Particularly vocal in its resistance to the financial edicts of 1763 was the Parlement of Rennes, which had jurisdiction in the province of Brittany. A series of "remonstrances," issued by this court between 1763 and 1765, reveal the conflict between the parlementarians and the crown. At first, the magistrates merely protested the proposed new taxes, but when several of them were arrested for defying the King’s orders, the rest argued that they had a collective obligation to protest royal decrees that, in their view, violated the traditional "liberties" of the region. The Breton magistrates later voiced opposition to the crown’s efforts to remove them and in their place seat a new, more docile court. Particularly infuriating to the magistrates were the machinations of the regional governor, the Duke d’Aguillon, who came from a long–standing, aristocratic Breton family, who therefore saw as rivals the "robe" nobles of the parlement. D’Aguillon tried to discredit Louis René Caradeuc de La Chalotais, the public prosecutor loyal to the parlement, by accusing him of sending threatening letters to the King. Here we see an effort by the Breton Parlement to stand up for its rights.


11 August 1764

Sire,

The magistracy of your kingdom has been continuously resented by those who have undertaken to change the principles of government. At this moment, your parlement is undergoing cruel proof of this. Brittany has exemptions and immunities which have never been touched, consecrated by the most authentic titles.

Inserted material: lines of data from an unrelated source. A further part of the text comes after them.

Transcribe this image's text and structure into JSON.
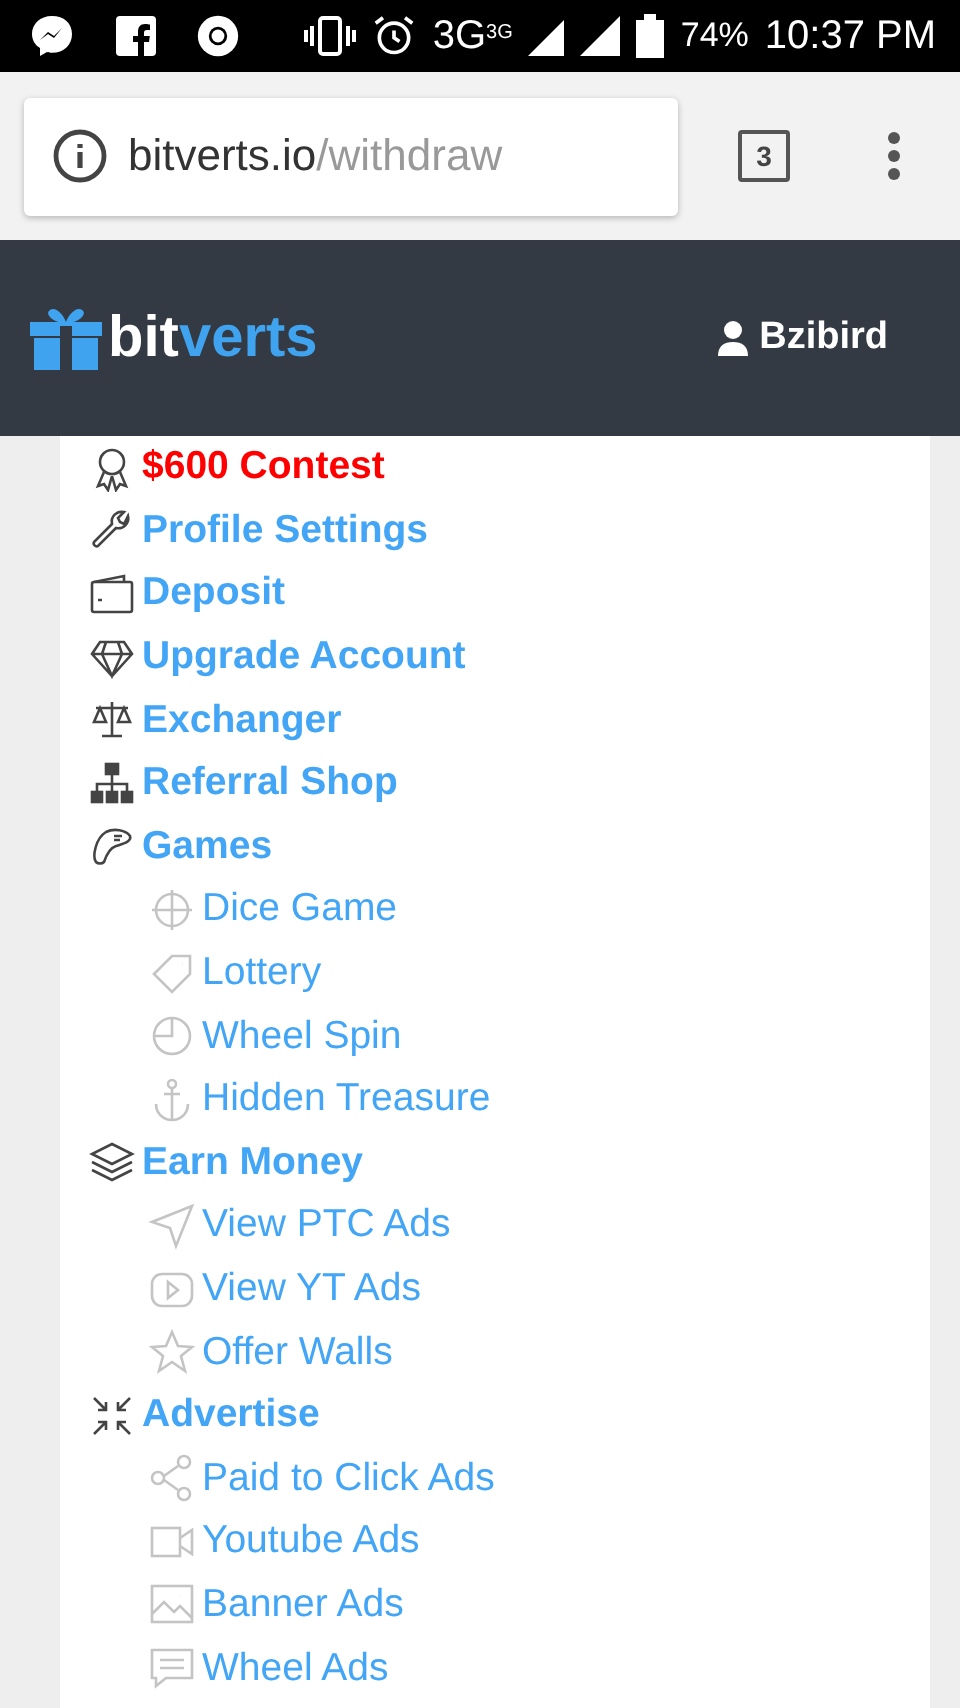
{
  "status_bar": {
    "network": "3G",
    "network_small": "3G",
    "battery": "74%",
    "time": "10:37 PM"
  },
  "browser": {
    "url_host": "bitverts.io",
    "url_path": "/withdraw",
    "tab_count": "3"
  },
  "header": {
    "logo": [
      "bit",
      "verts"
    ],
    "user": "Bzibird"
  },
  "menu": [
    {
      "label": "$600 Contest",
      "highlighted": true
    },
    {
      "label": "Profile Settings",
      "highlighted": false
    },
    {
      "label": "Deposit",
      "highlighted": false
    },
    {
      "label": "Upgrade Account",
      "highlighted": false
    },
    {
      "label": "Exchanger",
      "highlighted": false
    },
    {
      "label": "Referral Shop",
      "highlighted": false
    },
    {
      "label": "Games",
      "highlighted": false,
      "children": [
        {
          "label": "Dice Game"
        },
        {
          "label": "Lottery"
        },
        {
          "label": "Wheel Spin"
        },
        {
          "label": "Hidden Treasure"
        }
      ]
    },
    {
      "label": "Earn Money",
      "highlighted": false,
      "children": [
        {
          "label": "View PTC Ads"
        },
        {
          "label": "View YT Ads"
        },
        {
          "label": "Offer Walls"
        }
      ]
    },
    {
      "label": "Advertise",
      "highlighted": false,
      "children": [
        {
          "label": "Paid to Click Ads"
        },
        {
          "label": "Youtube Ads"
        },
        {
          "label": "Banner Ads"
        },
        {
          "label": "Wheel Ads"
        }
      ]
    }
  ]
}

They form a law similar to the common law of the kingdom, which was peacefully enforced until recently.

The administration of Saint Louis [IX], the decisions of the Estates-General at the beginning of the thirteenth century, and the rulings of 1355, 1560, and 1576, allow little doubt that under the common law of France the consent of the three orders in the assembly of the Estates-General is required to establish or prorogate taxes. . . .

Sire, your parlement, trustee of the laws of the kingdom and guardian of the province’s exemptions and freedoms, has not been able to simply watch them come under attack without calling for Your Majesty’s justice against this abuse of his authority.

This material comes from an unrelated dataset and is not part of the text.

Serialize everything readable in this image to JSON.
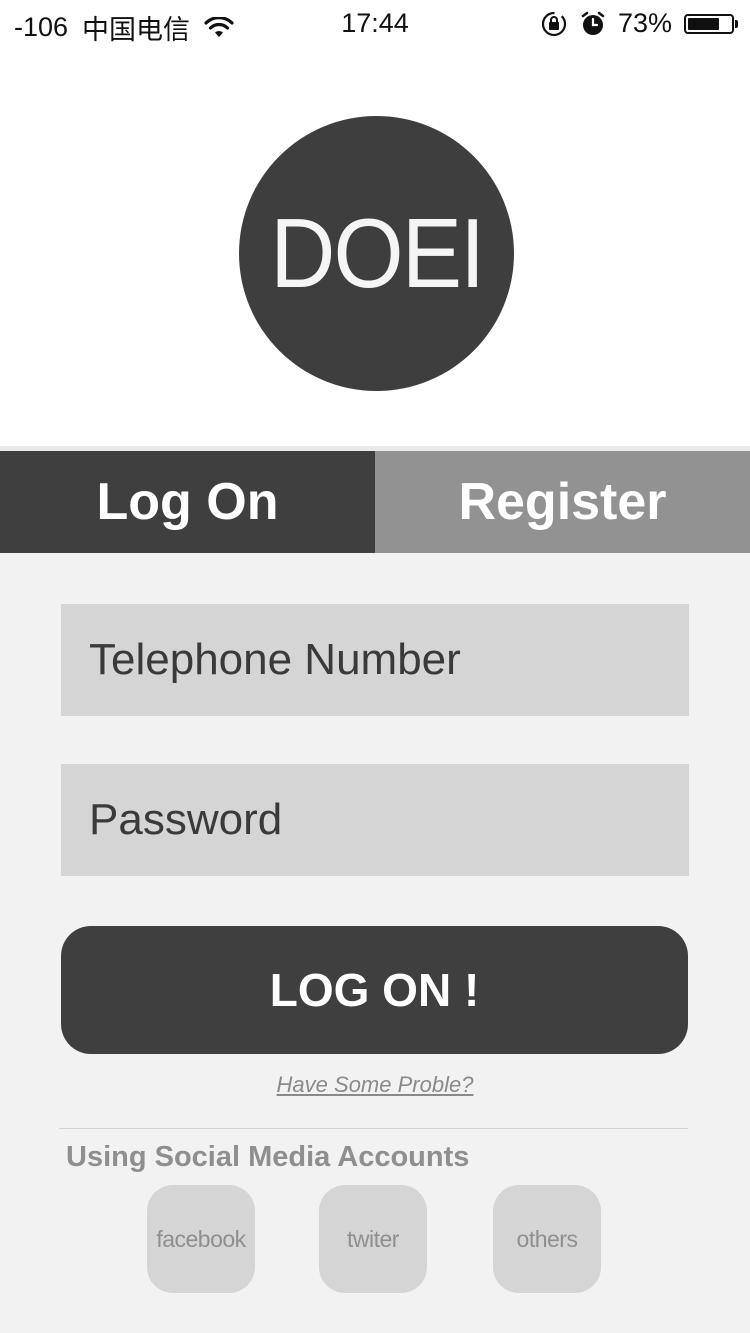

Bound by oath to this precious duty, it can not maintain a guilty silence when the law is being broken. In a monarchical state, it is the preservation of the law which guarantees the security of the monarch and his subjects. This form of government, more perfect than all others, assures that a prince like Your Majesty who wishes to reign in accordance with the laws, will receive the obedience and love of his subjects. Quite unlike despots who recognize no other law than that of their own will, Your Majesty has nothing to fear from these resolutions inspired by tyranny. His will is always in harmony with the law that his people have voluntarily received, consequently the people’s will shall always reflect that of his majesty. . . .

We cannot keep it from you Sire. For a long time now, there has been those working to subjugate a free province of your fortunate realm. The constitution is being undermined and overturned. Everywhere limitations are being placed on the exemptions and freedoms which you yourself enlist us to preserve. The mayors and city representatives to the estates, elected from time immemorial by free vote in the community, can now only be elected with the approval of your commissioners. These commissioners must now also approve the choice, previously made freely by the province, of the men entrusted to distribute and collect the subscribed taxes. Finally, by a surprising order of your council on 12 October 1762, the estates were crushed by destroying their essential and original institution.

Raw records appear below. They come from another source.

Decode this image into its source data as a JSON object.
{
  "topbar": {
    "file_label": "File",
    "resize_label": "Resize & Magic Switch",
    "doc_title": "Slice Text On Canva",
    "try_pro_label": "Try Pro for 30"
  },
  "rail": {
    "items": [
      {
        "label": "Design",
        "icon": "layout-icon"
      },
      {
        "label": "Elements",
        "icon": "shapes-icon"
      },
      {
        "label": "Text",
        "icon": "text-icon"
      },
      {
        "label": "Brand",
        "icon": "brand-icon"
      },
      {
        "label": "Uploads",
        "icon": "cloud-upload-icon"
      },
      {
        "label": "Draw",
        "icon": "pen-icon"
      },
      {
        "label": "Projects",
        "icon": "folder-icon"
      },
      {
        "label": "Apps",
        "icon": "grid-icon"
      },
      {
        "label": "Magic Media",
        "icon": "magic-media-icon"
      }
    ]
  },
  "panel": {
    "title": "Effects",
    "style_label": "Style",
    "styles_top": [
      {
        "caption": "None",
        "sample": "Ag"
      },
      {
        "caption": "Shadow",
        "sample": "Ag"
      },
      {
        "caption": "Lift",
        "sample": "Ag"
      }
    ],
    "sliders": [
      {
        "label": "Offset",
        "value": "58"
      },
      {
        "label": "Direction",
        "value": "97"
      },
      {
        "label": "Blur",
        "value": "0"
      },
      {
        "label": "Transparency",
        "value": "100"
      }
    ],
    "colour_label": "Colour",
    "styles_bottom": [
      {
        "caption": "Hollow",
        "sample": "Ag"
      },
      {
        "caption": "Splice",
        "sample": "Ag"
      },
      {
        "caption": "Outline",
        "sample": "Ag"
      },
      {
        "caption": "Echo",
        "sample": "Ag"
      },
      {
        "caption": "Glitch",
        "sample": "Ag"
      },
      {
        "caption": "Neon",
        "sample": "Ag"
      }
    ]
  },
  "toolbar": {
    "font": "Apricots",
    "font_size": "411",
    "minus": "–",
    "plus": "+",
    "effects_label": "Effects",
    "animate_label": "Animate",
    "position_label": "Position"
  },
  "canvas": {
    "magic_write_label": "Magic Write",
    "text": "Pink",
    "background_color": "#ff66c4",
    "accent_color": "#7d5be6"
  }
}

A decision which, though couched in no legal form, discounts all titles and customs, rulings and constitutions, common law and national law. A decision which, without any exemptive clause, contradicts and abrogates the oldest and wisest laws, and cannot but be regarded as having been falsely defended to Your Majesty. Sire, in general such is the administration whose members had the temerity to assure you that the province was satisfied.

Source: A. Le Moy, Remonstrances du Parlement de Bretagne du dix-huitième siècle (Paris: Champion, 1909) 86–95.